Jace Luster is at the Hopple Street Neighborhood Health Center for his 1-month, well-child checkup. He’s clearly growing and developing well, doing everything you’d expect a 1-month-old to do — and more.

In fact, when psychologist Rachel Herbst, PhD, asks his parents “What are your favorite things he’s doing,” they tell her Jace is already trying to lift his head.

Promoting Child Behavioral Health, Effective Parenting and Family Strengths

You may wonder: Why is a psychologist in the exam room for a newborn’s 1-month checkup?

The answer is that Dr. Herbst is a member of an innovative team at the primary care center Cincinnati Children’s operates in North Fairmount, a medically underserved neighborhood. Doctors and psychologists there collaborate to provide medical and behavioral health services during well-child visits for children from birth to age 5.

Dr. Herbst’s focus is on how children are developing and how their families are functioning. She identifies and praises what parents are doing well, and coaches them on what to expect as their child moves to the next developmental stage.

If the family needs additional support, she can arrange follow-up counseling.

Problem-solving and Reassurance

Indiya Black tells Dr. Herbst that Jace sleeps when she’s up and is awake when she needs to sleep. She’s exhausted. Dr. Herbst talks about ways the family can try to reset Jace’s sleep pattern.

They share another concern: Are they spoiling Jace by holding him too much when he cries? Dr. Herbst reassures them. She explains that Jace is too young to calm himself. That part of his brain isn’t developed yet. Holding him is the right thing to do and will help him learn to soothe himself when he’s a few months older.

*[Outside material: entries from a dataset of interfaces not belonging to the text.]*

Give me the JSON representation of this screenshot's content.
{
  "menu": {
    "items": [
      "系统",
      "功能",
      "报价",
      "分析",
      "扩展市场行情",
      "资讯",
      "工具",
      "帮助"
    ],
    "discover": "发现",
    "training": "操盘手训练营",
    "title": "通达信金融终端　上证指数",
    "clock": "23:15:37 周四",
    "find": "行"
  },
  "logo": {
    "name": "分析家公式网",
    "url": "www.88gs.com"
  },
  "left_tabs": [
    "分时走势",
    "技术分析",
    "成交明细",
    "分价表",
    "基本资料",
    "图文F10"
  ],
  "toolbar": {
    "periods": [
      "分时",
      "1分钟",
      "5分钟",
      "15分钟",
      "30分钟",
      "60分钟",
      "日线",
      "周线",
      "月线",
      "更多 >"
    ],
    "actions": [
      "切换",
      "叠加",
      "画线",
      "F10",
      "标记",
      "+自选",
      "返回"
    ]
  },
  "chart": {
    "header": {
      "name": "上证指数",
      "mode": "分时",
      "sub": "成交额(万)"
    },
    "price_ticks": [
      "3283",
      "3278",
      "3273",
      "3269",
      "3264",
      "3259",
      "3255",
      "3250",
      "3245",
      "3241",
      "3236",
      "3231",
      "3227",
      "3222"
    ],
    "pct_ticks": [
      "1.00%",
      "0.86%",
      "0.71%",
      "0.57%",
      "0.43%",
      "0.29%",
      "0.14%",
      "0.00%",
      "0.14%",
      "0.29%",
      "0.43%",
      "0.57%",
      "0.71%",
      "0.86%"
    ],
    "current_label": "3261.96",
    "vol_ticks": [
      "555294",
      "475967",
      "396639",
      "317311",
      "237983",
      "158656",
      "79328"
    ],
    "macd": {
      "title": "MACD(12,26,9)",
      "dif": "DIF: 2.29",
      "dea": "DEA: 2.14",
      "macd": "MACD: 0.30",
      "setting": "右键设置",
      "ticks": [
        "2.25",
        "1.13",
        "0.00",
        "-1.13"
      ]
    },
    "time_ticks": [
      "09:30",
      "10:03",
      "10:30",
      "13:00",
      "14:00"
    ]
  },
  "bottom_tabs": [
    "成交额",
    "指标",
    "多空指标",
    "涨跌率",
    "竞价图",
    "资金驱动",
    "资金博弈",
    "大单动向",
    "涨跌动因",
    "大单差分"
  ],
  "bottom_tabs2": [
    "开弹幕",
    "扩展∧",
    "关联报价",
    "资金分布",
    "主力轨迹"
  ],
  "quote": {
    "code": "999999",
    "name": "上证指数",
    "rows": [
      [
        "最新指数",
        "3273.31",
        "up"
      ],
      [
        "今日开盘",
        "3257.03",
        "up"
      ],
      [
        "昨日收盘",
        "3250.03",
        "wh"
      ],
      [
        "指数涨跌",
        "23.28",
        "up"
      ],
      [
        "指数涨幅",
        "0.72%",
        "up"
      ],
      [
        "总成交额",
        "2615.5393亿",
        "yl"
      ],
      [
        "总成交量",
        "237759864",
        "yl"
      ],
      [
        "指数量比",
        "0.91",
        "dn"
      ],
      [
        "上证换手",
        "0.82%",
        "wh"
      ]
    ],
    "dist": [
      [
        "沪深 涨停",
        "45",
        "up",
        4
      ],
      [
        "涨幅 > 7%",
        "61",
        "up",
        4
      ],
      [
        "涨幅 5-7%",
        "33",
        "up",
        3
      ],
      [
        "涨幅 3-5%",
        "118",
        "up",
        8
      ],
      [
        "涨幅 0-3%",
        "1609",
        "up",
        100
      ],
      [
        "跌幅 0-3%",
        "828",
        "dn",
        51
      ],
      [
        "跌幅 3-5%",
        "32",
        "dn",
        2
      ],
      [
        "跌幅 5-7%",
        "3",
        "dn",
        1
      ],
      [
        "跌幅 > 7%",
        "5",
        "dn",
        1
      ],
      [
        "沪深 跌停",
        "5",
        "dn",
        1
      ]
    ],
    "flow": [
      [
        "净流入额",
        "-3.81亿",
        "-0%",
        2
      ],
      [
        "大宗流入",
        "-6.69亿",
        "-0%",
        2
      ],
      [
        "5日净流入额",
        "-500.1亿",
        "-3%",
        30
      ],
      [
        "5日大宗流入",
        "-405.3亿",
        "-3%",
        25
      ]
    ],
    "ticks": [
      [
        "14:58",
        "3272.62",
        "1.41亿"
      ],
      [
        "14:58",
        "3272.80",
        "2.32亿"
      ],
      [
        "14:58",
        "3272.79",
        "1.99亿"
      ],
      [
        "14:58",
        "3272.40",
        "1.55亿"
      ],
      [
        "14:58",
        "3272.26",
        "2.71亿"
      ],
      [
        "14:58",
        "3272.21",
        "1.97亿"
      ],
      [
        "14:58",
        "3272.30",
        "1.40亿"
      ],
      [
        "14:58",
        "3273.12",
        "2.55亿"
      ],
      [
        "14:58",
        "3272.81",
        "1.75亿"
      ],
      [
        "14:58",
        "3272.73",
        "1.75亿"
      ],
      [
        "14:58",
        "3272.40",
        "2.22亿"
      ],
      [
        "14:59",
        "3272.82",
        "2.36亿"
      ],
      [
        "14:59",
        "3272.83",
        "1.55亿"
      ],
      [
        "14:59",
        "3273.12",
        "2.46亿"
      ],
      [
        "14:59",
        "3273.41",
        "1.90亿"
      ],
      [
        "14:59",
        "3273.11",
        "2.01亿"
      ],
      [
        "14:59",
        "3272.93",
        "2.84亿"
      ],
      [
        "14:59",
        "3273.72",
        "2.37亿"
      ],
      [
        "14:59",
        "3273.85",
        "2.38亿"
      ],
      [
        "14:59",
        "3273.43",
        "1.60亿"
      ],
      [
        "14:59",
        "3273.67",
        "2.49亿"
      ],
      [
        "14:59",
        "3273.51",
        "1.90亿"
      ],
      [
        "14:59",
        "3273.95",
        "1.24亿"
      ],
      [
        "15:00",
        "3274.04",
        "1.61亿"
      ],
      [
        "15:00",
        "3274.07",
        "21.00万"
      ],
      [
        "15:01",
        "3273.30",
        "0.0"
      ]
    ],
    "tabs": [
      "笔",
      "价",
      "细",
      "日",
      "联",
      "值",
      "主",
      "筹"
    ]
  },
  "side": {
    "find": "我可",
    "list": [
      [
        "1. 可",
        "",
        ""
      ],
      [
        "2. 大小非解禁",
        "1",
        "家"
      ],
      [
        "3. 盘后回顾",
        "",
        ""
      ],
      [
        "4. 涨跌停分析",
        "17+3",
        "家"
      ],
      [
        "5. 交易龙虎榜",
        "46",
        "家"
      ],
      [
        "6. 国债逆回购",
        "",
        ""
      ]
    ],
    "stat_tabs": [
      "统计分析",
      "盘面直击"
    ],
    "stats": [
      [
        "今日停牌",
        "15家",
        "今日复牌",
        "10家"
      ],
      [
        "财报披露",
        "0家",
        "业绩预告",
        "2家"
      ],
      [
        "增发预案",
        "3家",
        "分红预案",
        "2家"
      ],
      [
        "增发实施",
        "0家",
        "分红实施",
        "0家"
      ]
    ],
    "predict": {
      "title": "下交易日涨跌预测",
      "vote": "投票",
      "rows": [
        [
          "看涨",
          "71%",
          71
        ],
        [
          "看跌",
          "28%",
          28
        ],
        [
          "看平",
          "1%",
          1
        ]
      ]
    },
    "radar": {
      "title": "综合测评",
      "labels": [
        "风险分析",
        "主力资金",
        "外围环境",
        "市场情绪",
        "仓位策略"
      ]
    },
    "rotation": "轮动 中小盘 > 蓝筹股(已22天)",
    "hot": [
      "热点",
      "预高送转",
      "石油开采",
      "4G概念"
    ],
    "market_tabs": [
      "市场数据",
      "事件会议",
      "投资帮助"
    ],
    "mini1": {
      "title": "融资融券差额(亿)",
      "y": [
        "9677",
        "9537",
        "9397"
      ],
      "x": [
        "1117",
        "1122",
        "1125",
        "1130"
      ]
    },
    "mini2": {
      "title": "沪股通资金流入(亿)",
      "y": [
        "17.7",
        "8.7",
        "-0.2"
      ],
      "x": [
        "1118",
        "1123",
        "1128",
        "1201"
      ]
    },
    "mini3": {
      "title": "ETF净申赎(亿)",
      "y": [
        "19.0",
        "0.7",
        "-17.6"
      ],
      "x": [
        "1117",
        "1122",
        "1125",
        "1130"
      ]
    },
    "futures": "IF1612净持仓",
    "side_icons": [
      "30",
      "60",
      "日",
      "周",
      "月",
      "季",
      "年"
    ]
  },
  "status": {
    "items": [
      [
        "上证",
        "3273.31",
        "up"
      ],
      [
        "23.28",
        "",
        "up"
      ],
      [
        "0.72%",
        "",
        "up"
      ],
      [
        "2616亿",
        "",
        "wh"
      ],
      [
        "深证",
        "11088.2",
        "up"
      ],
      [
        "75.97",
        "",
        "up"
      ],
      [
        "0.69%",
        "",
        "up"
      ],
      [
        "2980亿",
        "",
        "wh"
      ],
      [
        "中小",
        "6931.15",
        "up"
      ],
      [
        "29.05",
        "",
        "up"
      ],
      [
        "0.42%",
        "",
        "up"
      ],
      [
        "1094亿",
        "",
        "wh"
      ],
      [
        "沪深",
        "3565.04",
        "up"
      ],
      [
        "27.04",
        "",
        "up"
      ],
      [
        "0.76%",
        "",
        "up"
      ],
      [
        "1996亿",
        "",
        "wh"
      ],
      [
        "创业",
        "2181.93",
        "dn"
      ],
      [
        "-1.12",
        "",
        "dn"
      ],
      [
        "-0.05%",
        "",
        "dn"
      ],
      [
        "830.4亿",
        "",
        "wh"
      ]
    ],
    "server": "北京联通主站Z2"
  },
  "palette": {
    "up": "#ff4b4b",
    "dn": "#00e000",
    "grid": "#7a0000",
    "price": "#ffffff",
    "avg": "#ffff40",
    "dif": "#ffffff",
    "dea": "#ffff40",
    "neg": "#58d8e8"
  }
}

She says her goodbyes as pediatrician Sarah Schechter, MD, continues with the checkup. Dr. Herbst will see the family again at Jace’s 2-month visit — and hopes baby and parents are all sleeping better by then.